* **TASK ITEM**
Could you please retype the records exactly, minus their pictures?

(Items from an interface collection)
□ □ □ □

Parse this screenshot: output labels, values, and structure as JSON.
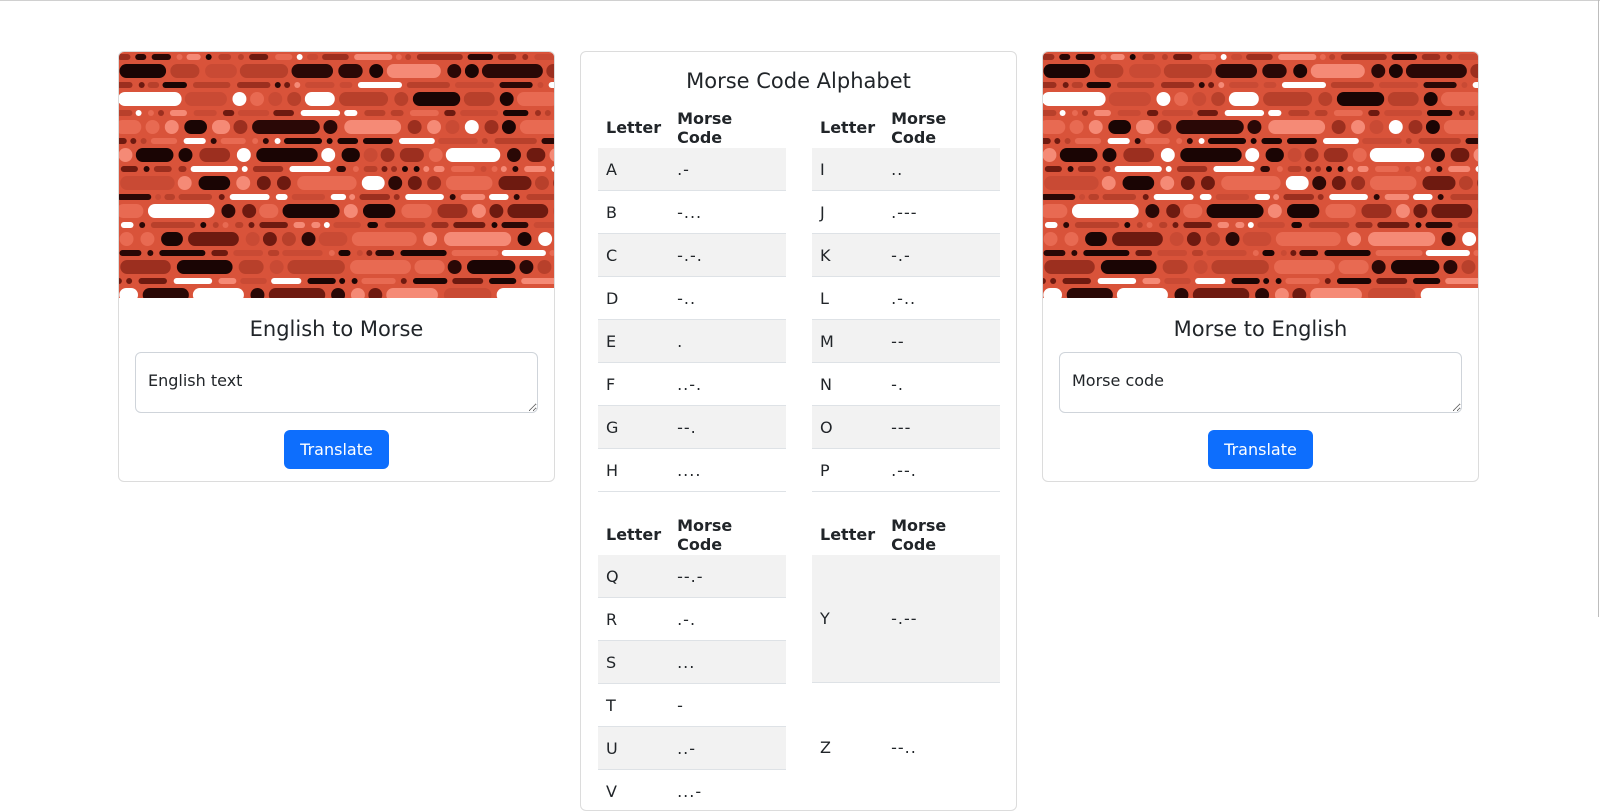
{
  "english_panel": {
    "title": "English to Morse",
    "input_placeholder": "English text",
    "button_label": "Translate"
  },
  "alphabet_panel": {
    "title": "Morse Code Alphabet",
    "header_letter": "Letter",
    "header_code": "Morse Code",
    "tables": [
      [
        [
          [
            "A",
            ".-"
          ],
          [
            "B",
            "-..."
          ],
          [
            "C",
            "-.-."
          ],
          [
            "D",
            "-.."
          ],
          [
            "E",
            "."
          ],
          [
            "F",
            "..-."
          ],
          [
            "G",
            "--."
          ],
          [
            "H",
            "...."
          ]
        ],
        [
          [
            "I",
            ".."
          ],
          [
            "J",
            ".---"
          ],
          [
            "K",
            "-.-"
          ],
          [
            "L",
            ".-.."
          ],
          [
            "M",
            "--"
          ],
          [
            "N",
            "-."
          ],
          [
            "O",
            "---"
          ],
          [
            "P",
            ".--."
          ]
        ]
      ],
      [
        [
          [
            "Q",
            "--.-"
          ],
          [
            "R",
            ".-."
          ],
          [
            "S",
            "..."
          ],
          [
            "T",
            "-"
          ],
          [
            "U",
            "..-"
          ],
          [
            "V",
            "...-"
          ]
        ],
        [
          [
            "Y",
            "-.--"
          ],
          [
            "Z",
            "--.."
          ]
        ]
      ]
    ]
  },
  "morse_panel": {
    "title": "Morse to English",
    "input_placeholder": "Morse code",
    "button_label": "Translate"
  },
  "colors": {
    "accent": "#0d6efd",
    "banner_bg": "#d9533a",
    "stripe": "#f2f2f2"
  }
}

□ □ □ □

* **ANSWER BOX**
Parse this screenshot: output labels, values, and structure as JSON.
{
  "english_panel": {
    "title": "English to Morse",
    "input_placeholder": "English text",
    "button_label": "Translate"
  },
  "alphabet_panel": {
    "title": "Morse Code Alphabet",
    "header_letter": "Letter",
    "header_code": "Morse Code",
    "tables": [
      [
        [
          [
            "A",
            ".-"
          ],
          [
            "B",
            "-..."
          ],
          [
            "C",
            "-.-."
          ],
          [
            "D",
            "-.."
          ],
          [
            "E",
            "."
          ],
          [
            "F",
            "..-."
          ],
          [
            "G",
            "--."
          ],
          [
            "H",
            "...."
          ]
        ],
        [
          [
            "I",
            ".."
          ],
          [
            "J",
            ".---"
          ],
          [
            "K",
            "-.-"
          ],
          [
            "L",
            ".-.."
          ],
          [
            "M",
            "--"
          ],
          [
            "N",
            "-."
          ],
          [
            "O",
            "---"
          ],
          [
            "P",
            ".--."
          ]
        ]
      ],
      [
        [
          [
            "Q",
            "--.-"
          ],
          [
            "R",
            ".-."
          ],
          [
            "S",
            "..."
          ],
          [
            "T",
            "-"
          ],
          [
            "U",
            "..-"
          ],
          [
            "V",
            "...-"
          ]
        ],
        [
          [
            "Y",
            "-.--"
          ],
          [
            "Z",
            "--.."
          ]
        ]
      ]
    ]
  },
  "morse_panel": {
    "title": "Morse to English",
    "input_placeholder": "Morse code",
    "button_label": "Translate"
  },
  "colors": {
    "accent": "#0d6efd",
    "banner_bg": "#d9533a",
    "stripe": "#f2f2f2"
  }
}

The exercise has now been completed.